Authorities have published the annual point-in-time count of King County’s homeless population. As of January 27, there were a minimum of 3,857 people sleeping outside in Seattle. Because of changes in the methodology of counting, that number can’t be directly compared to the 2,942 counted last year.
Countywide, a total of 11,643 people were experiencing homelessness, according to All Home, which conducted the count. This figure includes 6,158 people who were living in shelters or emergency housing and 5,483 people living on the streets.
These high numbers don’t necessarily indicate incompetence on the part of local governments’ attempts to address homelessness, according to All Home director Mark Putnam, who today presented the report to a co-meeting of the city and county councils. He said that last year, 7,500 households moved from homelessness into housing in King County. And according to Seattle Human Services Department Director Catherine Lester, the city and county have added more than 500 new beds in authorized homeless encampments over the past several years.
But despite these countermeasures, local residents keep becoming homeless, typically after losing their job. “Everybody…knows that homelessness is a symptom of many other failures,” said Adrienne Quinn, Director of Seattle/King County Public Health. These include the expensive housing market and a fraying social safety net. To partly address the former, Quinn said, the county is currently working to produce “modular [housing] units which come in at a lower cost” than other housing options.
Real Change and some other homeless advocacy organizations criticized All Home for not releasing the raw count numbers in January, when they were collected. All Home said they needed the time to crunch the numbers. In past years, the one night count has used a blunter formula for inferring the overall homeless population from specific symptoms of homelessness (for example, the number of tents counted). In 2017, the count adopted a new, more fine-grained methodology for inferring population based on symptoms. As a result, comparing this year’s numbers to last years’ is “inevitable, but a little apples and oranges,” said Putnam.
The value of the new methodology is that it gives authorities “a better understanding of who is homeless…and why,” said Lester.
According to the report, 70 percent of King County’s homeless population lives in Seattle. As in previous years, counters found that most resided in the county before becoming homeless, typically either as a renter or with friends or relatives.

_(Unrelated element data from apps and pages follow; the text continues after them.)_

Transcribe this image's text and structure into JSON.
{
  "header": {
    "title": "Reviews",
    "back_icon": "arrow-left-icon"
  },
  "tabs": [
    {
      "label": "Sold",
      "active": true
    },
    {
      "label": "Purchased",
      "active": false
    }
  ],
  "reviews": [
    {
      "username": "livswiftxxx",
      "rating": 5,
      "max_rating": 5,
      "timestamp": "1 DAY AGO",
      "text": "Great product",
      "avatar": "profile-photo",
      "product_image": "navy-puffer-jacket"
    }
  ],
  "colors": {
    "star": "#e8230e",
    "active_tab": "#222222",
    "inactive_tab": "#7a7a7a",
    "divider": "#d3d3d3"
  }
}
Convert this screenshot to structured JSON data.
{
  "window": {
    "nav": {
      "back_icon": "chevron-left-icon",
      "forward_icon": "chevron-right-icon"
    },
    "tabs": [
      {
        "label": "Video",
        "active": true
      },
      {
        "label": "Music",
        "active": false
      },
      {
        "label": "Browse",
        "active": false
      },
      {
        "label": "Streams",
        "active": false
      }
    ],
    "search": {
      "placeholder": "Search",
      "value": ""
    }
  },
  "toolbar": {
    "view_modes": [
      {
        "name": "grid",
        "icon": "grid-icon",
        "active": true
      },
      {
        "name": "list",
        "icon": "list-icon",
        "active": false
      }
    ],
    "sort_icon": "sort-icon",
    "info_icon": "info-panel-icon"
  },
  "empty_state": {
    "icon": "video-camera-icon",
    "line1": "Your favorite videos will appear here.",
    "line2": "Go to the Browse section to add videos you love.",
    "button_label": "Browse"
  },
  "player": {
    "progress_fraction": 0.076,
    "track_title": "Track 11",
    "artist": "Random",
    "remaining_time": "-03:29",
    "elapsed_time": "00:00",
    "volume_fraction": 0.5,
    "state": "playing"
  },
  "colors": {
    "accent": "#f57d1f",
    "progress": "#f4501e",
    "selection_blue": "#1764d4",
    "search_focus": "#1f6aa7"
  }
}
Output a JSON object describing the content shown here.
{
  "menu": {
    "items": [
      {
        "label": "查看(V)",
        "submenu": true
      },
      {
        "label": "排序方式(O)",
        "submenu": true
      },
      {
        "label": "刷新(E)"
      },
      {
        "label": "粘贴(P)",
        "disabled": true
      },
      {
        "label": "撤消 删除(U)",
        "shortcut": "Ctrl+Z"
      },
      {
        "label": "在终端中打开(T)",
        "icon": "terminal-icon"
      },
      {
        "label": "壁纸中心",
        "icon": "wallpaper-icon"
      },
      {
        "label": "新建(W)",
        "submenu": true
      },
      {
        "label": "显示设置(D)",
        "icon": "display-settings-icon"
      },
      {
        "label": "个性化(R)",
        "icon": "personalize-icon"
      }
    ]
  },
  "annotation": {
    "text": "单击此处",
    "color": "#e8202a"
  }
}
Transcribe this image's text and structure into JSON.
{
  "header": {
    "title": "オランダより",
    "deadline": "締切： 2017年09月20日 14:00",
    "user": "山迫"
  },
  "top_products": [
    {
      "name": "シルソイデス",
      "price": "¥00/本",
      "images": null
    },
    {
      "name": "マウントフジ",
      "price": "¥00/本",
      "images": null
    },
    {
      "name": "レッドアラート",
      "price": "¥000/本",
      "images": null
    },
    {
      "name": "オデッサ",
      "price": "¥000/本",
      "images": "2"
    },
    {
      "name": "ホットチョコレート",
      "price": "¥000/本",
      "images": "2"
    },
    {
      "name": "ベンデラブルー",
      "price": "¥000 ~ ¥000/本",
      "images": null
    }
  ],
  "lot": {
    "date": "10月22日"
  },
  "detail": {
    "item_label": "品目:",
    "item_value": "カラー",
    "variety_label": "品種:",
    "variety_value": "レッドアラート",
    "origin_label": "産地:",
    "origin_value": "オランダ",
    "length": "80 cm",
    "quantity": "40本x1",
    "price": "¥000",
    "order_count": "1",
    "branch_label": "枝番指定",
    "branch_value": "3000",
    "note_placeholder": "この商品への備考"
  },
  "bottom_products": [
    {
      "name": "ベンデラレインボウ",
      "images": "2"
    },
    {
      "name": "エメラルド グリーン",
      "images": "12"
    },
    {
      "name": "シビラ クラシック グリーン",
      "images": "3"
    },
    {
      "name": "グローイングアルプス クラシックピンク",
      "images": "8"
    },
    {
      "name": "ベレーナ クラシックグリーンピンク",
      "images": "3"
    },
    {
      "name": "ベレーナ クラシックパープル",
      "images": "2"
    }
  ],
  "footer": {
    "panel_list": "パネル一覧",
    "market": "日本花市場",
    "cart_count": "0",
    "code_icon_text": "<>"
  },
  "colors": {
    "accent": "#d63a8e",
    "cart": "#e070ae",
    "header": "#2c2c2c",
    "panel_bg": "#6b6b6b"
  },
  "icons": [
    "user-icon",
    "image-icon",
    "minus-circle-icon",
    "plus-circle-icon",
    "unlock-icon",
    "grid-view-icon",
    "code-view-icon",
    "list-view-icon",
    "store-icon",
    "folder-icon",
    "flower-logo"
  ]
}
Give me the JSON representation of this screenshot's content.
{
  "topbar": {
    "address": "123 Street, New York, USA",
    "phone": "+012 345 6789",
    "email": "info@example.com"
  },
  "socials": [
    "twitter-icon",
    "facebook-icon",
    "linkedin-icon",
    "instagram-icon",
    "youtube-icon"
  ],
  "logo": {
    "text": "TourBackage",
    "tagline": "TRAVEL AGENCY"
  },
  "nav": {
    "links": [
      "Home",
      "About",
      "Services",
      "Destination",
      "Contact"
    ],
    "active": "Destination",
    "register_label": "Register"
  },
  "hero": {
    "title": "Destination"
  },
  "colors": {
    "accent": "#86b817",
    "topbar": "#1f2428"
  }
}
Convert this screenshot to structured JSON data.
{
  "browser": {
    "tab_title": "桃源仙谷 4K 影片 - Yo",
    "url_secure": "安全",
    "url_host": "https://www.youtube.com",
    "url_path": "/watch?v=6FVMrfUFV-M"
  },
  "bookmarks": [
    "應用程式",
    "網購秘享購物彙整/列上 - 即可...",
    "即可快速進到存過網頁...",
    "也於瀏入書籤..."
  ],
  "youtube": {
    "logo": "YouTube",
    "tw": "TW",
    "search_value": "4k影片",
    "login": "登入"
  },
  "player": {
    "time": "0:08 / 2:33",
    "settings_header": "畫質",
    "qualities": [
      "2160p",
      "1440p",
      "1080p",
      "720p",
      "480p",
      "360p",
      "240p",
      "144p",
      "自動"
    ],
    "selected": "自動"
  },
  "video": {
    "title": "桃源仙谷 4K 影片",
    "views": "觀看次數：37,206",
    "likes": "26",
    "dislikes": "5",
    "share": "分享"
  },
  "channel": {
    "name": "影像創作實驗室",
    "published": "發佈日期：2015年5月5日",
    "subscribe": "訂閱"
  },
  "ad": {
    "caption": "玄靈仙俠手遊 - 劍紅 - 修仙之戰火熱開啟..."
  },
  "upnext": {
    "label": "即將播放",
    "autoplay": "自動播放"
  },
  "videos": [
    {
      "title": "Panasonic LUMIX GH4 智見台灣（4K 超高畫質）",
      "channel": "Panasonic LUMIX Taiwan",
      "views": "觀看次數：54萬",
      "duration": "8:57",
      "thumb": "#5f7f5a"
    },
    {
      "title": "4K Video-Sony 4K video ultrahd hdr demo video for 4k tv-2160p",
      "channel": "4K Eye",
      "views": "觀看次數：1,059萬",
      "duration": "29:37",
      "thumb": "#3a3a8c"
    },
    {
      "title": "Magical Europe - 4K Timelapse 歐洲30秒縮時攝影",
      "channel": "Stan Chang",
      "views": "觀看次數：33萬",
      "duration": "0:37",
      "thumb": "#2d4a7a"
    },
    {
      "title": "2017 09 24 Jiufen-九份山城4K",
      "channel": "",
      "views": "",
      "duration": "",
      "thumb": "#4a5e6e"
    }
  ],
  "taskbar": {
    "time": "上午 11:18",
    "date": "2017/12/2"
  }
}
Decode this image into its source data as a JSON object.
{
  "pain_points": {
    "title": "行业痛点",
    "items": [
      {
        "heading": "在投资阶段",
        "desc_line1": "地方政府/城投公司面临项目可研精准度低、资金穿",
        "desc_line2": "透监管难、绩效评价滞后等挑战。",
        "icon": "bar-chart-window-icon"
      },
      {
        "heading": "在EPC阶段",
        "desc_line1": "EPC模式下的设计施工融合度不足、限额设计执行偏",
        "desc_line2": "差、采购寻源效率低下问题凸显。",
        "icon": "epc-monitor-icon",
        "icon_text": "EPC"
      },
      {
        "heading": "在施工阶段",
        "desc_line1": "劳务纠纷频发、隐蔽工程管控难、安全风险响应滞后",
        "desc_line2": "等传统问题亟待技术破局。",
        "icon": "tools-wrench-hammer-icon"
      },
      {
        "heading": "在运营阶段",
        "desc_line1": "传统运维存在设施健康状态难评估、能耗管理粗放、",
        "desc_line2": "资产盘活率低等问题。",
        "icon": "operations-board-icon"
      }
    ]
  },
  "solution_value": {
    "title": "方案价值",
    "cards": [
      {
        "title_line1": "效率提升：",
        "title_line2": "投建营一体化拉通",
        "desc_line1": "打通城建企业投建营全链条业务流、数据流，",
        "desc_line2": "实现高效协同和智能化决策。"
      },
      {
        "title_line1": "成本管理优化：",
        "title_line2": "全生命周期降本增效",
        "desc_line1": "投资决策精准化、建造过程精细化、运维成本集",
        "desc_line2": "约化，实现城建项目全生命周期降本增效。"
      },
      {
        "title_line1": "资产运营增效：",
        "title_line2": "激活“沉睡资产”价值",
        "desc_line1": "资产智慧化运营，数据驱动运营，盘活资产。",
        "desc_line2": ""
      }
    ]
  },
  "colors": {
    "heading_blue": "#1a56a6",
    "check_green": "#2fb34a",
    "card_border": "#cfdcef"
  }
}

The report estimates that there are 2,773 “chronically” homeless people in King County—that is, people who have been “sleeping in places not meant for human habitation or staying in emergency shelters for a year or longer, or experiencing at least four such episodes of homelessness in the last three years, and also living with a disabling condition.” Some more estimates from the report:
-Number of homeless veterans: 1,329
-Number of homeless households with children: 905
-Number of unaccompanied youth and young adults: 1,498
-Percentage of local homeless people with a history of experiencing domestic violence or abuse: 40
-Percentage of local homeless queer people with a history of experiencing domestic violence or abuse: 58
-Relative to the general King County population, white and especially Asian people are underrepresented among the homeless, while Latino and especially black people are overrepresented
-Men are about twice as likely as women to be homeless
One of the report’s takeaways is that “housing ends homelessness.” According to the report, 92 percent of local homeless people say they would move into decent housing if they could. According to Putnam, more than 90 percent of homeless people who get housing retain it for at least two years.
“The general public thinks we’re failing miserably” at addressing homelessness, said Seattle City Councilmember Bruce Harrell at the meeting. “No matter how much we try to do, we’re not winning in the court of public opinion.”
County Councilmember Rod Dembowski agreed, comparing the task of ending homelessness to “trying to dig a hole to China.”
One obstacle to creating adequate shelter and housing for homeless people, said Quinn, is resistance from neighbors to having such facilities sited nearby. “Every time we try to site a shelter for single adults,” she said, “we get community pushback” from people who don’t want riffraff in their neighborhood. That resistance had been on display during public comment before Quinn spoke. One commenter—Melody from Belltown—urged the councils to literally “outlaw homelessness…We shouldn’t allow them to live on our streets.”
This post has been updated.